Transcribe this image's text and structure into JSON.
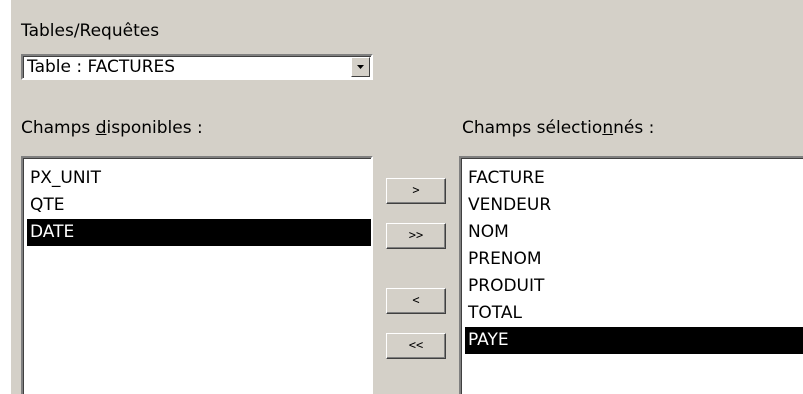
{
  "tables_label": "Tables/Requêtes",
  "combo": {
    "value": "Table : FACTURES",
    "arrow_icon": "triangle-down"
  },
  "available_label": {
    "before": "Champs ",
    "underlined": "d",
    "after": "isponibles :"
  },
  "selected_label": {
    "before": "Champs sélectio",
    "underlined": "n",
    "after": "nés :"
  },
  "available_fields": [
    {
      "label": "PX_UNIT",
      "selected": false
    },
    {
      "label": "QTE",
      "selected": false
    },
    {
      "label": "DATE",
      "selected": true
    }
  ],
  "selected_fields": [
    {
      "label": "FACTURE",
      "selected": false
    },
    {
      "label": "VENDEUR",
      "selected": false
    },
    {
      "label": "NOM",
      "selected": false
    },
    {
      "label": "PRENOM",
      "selected": false
    },
    {
      "label": "PRODUIT",
      "selected": false
    },
    {
      "label": "TOTAL",
      "selected": false
    },
    {
      "label": "PAYE",
      "selected": true
    }
  ],
  "buttons": {
    "add_one": ">",
    "add_all": ">>",
    "remove_one": "<",
    "remove_all": "<<"
  },
  "colors": {
    "dialog_bg": "#d4d0c8",
    "selection_bg": "#000000",
    "selection_fg": "#ffffff"
  }
}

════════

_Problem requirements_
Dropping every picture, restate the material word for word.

_Task answer_
Transcribe this image's text and structure into JSON.
{
  "tables_label": "Tables/Requêtes",
  "combo": {
    "value": "Table : FACTURES",
    "arrow_icon": "triangle-down"
  },
  "available_label": {
    "before": "Champs ",
    "underlined": "d",
    "after": "isponibles :"
  },
  "selected_label": {
    "before": "Champs sélectio",
    "underlined": "n",
    "after": "nés :"
  },
  "available_fields": [
    {
      "label": "PX_UNIT",
      "selected": false
    },
    {
      "label": "QTE",
      "selected": false
    },
    {
      "label": "DATE",
      "selected": true
    }
  ],
  "selected_fields": [
    {
      "label": "FACTURE",
      "selected": false
    },
    {
      "label": "VENDEUR",
      "selected": false
    },
    {
      "label": "NOM",
      "selected": false
    },
    {
      "label": "PRENOM",
      "selected": false
    },
    {
      "label": "PRODUIT",
      "selected": false
    },
    {
      "label": "TOTAL",
      "selected": false
    },
    {
      "label": "PAYE",
      "selected": true
    }
  ],
  "buttons": {
    "add_one": ">",
    "add_all": ">>",
    "remove_one": "<",
    "remove_all": "<<"
  },
  "colors": {
    "dialog_bg": "#d4d0c8",
    "selection_bg": "#000000",
    "selection_fg": "#ffffff"
  }
}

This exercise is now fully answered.